» REQUIREMENT:
Go line by line through the entries below and copy those containing the string "word".

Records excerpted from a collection
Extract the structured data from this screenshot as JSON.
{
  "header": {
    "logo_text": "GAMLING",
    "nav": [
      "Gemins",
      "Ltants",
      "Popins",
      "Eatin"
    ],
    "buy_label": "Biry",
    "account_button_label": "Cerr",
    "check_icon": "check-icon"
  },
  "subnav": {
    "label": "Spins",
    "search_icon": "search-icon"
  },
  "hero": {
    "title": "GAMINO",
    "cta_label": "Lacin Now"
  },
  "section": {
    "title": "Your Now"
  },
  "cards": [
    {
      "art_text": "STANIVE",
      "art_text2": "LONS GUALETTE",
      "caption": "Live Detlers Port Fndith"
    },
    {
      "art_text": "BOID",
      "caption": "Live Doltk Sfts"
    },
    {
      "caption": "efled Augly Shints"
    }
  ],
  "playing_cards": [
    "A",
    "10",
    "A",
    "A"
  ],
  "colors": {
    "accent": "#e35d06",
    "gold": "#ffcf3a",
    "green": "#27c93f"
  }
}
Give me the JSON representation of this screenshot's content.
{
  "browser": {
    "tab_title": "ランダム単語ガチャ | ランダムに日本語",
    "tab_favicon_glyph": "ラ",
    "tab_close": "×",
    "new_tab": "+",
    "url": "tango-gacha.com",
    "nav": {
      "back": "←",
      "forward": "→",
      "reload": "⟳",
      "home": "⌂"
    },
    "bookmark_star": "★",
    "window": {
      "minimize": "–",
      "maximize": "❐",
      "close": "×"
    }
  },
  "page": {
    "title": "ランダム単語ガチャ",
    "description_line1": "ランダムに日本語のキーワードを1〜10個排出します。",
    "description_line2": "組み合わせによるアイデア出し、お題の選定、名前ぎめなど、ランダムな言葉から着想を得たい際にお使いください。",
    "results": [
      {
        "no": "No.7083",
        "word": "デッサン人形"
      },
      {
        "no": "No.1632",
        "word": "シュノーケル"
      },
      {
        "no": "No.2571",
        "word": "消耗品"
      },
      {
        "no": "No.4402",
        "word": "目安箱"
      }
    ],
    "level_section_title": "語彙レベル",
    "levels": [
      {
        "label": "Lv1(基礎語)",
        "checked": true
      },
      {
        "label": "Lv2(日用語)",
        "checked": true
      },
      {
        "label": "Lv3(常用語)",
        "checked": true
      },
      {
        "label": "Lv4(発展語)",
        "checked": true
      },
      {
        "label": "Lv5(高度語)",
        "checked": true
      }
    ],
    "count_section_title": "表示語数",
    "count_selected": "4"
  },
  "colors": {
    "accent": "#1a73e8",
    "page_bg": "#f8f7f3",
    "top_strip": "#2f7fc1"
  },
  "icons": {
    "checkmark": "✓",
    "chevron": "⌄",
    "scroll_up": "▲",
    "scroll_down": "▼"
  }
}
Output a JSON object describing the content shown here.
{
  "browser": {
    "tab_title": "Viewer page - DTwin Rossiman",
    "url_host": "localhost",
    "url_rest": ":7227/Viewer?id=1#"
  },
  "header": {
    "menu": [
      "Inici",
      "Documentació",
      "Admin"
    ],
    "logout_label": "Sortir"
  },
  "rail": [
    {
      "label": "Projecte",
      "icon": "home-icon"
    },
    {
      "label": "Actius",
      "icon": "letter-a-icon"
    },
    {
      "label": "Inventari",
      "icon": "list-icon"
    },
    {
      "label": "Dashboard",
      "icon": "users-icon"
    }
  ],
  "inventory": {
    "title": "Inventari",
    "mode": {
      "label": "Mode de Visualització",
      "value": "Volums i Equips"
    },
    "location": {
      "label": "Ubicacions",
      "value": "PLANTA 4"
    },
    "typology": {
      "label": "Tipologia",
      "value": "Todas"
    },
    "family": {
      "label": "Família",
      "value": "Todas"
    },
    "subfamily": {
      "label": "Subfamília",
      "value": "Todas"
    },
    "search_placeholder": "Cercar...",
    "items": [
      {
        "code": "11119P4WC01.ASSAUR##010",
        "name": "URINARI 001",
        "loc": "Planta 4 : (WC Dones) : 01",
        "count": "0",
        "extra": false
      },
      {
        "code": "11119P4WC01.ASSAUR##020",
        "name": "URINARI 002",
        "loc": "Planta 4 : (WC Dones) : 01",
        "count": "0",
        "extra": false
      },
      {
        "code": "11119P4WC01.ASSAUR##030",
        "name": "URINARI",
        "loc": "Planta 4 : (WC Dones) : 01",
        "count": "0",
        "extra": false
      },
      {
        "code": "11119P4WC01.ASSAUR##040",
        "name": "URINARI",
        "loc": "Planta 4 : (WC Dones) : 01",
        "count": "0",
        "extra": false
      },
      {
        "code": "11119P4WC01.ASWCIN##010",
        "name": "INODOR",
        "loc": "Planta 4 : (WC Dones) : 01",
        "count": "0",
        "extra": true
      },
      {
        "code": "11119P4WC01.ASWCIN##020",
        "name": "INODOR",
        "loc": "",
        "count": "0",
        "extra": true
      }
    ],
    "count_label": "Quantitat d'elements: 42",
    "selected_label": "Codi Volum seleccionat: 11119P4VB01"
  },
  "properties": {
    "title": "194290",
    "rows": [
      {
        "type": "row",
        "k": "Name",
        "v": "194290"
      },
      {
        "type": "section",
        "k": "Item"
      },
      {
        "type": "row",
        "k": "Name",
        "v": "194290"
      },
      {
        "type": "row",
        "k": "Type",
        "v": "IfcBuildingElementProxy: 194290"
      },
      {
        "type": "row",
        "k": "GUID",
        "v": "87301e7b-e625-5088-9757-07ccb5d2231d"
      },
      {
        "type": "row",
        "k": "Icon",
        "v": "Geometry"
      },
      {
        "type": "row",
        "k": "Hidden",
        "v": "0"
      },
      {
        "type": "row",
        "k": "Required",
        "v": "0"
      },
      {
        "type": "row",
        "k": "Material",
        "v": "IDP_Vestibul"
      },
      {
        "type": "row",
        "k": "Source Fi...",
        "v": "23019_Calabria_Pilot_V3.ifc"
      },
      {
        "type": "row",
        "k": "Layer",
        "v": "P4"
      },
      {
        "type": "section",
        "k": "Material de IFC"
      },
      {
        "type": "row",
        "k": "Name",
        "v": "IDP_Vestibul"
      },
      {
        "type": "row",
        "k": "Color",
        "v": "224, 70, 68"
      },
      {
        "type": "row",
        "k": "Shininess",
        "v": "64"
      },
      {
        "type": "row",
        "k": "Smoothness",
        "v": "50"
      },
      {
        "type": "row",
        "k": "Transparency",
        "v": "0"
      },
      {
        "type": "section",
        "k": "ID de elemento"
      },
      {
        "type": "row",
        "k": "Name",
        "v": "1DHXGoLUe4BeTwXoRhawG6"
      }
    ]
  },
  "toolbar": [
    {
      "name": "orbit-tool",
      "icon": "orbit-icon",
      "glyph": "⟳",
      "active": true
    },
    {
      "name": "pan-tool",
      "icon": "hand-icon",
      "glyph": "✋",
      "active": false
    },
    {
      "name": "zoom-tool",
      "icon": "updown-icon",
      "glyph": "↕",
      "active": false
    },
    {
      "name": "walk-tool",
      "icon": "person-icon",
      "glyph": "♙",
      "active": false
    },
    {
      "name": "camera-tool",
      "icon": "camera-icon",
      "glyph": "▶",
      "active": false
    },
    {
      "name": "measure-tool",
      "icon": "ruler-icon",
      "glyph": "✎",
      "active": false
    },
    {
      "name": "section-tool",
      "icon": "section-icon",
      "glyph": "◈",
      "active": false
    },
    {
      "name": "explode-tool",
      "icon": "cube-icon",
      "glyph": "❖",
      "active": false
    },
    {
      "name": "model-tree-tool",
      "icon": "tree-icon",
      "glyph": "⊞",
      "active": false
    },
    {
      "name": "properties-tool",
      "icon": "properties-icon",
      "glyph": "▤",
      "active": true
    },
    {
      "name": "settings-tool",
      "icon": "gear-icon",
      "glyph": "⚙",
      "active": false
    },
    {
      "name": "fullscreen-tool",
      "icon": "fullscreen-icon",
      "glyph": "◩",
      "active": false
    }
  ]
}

» EXERCISE SOLUTION:
        "word": "デッサン人形"
        "word": "シュノーケル"
        "word": "消耗品"
        "word": "目安箱"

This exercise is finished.